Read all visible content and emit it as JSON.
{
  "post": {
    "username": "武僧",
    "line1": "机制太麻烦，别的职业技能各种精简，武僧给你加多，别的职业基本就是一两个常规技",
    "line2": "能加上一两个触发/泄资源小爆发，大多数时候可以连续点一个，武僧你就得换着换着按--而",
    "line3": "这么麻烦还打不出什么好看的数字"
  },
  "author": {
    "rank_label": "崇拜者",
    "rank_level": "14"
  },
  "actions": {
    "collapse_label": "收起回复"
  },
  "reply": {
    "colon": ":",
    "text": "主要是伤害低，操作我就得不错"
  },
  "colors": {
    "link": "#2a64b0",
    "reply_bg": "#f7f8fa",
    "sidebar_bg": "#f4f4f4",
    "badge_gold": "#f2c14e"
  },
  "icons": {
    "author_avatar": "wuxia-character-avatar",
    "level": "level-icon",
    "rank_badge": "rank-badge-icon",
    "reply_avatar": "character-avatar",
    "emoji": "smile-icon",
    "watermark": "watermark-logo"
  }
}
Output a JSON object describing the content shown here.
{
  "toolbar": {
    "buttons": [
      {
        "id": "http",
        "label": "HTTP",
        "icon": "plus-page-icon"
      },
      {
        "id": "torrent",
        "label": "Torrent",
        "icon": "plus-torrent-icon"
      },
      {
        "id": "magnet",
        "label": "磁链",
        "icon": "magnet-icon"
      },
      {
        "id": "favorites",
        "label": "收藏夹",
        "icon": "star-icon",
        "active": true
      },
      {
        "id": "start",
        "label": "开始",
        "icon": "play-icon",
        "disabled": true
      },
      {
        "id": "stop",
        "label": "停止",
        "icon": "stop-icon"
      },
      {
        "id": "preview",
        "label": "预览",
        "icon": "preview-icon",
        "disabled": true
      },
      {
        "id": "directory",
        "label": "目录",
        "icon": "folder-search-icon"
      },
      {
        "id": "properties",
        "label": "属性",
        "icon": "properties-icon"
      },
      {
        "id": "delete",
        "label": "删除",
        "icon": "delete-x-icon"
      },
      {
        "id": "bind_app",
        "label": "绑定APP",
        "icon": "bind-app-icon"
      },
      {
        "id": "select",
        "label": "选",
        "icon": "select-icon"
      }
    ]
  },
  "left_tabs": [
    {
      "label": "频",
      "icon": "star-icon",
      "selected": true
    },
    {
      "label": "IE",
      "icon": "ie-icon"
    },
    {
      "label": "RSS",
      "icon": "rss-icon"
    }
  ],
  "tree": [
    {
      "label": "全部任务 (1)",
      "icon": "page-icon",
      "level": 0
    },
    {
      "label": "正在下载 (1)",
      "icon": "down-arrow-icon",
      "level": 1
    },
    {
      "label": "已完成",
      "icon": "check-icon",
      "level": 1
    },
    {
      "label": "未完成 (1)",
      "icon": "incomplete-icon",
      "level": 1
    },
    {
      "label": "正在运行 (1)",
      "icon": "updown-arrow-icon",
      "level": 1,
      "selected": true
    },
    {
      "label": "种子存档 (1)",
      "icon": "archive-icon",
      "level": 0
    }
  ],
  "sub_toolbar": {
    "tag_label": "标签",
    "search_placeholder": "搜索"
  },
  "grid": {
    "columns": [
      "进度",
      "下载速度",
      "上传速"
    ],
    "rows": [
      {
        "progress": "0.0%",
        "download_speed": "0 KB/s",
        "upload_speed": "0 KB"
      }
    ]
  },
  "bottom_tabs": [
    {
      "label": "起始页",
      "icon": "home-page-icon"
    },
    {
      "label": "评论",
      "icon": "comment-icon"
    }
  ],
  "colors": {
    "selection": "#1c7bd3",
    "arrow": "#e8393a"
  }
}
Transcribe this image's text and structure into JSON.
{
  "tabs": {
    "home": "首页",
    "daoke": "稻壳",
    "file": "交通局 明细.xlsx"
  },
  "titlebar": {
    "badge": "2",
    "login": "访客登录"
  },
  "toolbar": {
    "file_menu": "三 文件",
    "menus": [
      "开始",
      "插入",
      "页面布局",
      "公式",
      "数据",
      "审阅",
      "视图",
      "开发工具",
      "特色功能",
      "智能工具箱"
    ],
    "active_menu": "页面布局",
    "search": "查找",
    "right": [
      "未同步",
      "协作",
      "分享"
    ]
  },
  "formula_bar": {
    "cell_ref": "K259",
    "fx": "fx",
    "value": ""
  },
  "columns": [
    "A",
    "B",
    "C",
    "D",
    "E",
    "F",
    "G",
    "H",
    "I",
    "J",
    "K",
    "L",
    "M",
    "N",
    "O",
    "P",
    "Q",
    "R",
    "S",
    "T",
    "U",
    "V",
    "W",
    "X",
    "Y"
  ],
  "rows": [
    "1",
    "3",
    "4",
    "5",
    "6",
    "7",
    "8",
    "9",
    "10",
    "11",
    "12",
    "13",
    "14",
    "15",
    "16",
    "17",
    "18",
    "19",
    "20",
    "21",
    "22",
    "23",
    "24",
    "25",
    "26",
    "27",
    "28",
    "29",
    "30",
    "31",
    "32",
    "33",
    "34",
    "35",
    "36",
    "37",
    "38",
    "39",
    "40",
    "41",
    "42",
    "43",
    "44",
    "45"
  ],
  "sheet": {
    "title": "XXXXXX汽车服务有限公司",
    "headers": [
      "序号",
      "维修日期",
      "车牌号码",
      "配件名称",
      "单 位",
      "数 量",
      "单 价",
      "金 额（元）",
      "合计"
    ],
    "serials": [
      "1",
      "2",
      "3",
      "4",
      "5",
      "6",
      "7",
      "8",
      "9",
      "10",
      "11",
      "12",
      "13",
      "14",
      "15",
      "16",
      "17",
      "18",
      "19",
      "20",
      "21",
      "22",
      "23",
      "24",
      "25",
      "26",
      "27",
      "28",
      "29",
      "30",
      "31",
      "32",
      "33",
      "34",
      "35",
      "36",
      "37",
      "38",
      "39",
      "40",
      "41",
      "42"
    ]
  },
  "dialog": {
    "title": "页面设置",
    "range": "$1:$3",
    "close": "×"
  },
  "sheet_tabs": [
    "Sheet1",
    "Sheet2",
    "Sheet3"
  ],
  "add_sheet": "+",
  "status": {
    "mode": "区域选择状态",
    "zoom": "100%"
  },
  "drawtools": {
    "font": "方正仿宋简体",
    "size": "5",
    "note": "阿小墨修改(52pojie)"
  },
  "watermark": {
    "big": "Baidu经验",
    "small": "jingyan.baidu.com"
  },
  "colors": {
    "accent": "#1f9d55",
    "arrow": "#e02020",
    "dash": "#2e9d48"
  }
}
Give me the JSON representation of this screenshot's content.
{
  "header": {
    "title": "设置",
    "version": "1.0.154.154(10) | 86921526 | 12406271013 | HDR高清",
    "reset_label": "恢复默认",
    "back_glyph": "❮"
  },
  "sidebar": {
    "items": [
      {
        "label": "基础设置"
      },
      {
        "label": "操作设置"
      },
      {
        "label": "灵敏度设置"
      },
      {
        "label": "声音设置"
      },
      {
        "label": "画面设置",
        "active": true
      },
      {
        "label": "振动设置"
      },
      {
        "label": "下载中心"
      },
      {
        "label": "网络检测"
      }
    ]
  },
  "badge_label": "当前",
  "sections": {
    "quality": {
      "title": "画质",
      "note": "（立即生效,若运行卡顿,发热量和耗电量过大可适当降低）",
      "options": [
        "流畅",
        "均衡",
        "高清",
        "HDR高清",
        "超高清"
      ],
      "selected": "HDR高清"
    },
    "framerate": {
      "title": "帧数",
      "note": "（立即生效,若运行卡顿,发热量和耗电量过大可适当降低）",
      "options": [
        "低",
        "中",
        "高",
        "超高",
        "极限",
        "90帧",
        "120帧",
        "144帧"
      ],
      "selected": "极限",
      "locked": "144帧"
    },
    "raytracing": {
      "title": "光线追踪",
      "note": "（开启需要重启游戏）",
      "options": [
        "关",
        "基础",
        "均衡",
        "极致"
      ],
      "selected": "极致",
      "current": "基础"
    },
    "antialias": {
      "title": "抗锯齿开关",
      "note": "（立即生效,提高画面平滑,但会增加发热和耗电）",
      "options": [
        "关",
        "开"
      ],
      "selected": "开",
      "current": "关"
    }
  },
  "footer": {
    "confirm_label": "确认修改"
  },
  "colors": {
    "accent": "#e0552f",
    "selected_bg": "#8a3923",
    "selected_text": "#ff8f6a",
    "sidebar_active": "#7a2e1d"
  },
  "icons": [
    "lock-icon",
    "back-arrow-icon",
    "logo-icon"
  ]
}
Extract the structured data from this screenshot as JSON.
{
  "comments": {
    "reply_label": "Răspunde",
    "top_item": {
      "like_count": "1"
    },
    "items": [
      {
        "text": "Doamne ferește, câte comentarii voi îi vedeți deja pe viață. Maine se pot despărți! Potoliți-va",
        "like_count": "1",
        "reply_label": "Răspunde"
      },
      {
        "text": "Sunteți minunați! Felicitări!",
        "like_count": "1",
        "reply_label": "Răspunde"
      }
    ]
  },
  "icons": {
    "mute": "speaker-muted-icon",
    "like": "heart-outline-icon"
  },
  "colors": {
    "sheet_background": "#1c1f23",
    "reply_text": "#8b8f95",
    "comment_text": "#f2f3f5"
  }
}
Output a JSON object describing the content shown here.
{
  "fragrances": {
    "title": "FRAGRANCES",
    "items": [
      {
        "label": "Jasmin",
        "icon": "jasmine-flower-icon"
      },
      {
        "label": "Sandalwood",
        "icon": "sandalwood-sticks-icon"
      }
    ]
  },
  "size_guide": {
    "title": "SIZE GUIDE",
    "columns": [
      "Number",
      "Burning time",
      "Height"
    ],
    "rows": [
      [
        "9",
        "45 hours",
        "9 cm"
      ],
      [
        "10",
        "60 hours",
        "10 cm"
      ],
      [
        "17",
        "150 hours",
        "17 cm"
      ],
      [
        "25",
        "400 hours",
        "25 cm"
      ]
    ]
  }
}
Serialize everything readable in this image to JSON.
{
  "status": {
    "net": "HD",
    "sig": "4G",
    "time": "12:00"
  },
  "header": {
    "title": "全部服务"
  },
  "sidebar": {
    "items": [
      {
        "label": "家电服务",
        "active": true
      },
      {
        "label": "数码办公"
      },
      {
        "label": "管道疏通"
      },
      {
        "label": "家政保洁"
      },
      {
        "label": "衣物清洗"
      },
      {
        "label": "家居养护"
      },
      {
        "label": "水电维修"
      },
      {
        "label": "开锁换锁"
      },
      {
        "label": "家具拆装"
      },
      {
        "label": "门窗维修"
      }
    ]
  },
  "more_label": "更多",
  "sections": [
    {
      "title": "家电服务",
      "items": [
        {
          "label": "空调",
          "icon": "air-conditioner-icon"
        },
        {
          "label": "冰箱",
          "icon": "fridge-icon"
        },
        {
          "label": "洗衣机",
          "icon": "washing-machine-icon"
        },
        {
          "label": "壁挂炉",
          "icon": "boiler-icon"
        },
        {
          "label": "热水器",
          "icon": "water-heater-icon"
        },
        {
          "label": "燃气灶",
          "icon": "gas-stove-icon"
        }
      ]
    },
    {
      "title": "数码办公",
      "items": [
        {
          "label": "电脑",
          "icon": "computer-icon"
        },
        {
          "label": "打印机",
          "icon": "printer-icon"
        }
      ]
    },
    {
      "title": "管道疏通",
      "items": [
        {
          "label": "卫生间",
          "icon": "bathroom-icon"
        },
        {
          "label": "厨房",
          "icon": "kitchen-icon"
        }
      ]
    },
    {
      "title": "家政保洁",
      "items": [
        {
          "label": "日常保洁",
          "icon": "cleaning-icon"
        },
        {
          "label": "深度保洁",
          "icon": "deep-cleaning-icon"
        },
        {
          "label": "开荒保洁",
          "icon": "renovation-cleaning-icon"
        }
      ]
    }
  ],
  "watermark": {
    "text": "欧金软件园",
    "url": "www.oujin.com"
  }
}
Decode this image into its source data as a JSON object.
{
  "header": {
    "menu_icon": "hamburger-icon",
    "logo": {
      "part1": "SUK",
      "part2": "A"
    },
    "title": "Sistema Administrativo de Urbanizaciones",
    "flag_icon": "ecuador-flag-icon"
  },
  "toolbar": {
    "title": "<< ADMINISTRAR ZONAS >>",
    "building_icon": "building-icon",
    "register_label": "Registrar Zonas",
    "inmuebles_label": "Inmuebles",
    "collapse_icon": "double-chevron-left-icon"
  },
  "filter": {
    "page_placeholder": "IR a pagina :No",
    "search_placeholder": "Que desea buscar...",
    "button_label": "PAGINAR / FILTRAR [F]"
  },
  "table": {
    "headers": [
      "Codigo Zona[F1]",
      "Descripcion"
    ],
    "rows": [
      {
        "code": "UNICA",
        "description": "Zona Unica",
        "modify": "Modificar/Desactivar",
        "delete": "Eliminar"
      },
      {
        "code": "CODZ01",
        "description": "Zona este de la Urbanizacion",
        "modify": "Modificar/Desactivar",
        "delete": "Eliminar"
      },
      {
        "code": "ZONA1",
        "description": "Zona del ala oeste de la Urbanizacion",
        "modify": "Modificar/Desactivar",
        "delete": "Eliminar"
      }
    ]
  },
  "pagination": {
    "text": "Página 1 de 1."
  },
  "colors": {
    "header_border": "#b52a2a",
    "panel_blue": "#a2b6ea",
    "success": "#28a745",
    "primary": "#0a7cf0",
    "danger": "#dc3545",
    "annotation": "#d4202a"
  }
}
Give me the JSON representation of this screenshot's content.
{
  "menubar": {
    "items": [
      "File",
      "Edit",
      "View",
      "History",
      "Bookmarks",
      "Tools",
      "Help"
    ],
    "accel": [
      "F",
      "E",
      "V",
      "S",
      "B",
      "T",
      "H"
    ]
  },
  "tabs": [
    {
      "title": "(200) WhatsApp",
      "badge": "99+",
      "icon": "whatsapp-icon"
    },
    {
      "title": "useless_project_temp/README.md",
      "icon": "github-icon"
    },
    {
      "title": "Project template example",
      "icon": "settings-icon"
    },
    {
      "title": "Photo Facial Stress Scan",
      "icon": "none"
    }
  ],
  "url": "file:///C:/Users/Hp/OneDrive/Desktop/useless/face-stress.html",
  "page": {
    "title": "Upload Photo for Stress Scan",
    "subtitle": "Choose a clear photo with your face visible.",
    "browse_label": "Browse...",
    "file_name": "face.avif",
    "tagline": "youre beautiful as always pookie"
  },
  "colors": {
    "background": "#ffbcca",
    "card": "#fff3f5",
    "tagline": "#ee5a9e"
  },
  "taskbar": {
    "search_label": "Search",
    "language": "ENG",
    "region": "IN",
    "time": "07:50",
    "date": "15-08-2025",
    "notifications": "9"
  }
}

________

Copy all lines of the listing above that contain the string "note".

§ **RESULT**:
    "note": "阿小墨修改(52pojie)"
      "note": "（立即生效,若运行卡顿,发热量和耗电量过大可适当降低）",
      "note": "（立即生效,若运行卡顿,发热量和耗电量过大可适当降低）",
      "note": "（开启需要重启游戏）",
      "note": "（立即生效,提高画面平滑,但会增加发热和耗电）",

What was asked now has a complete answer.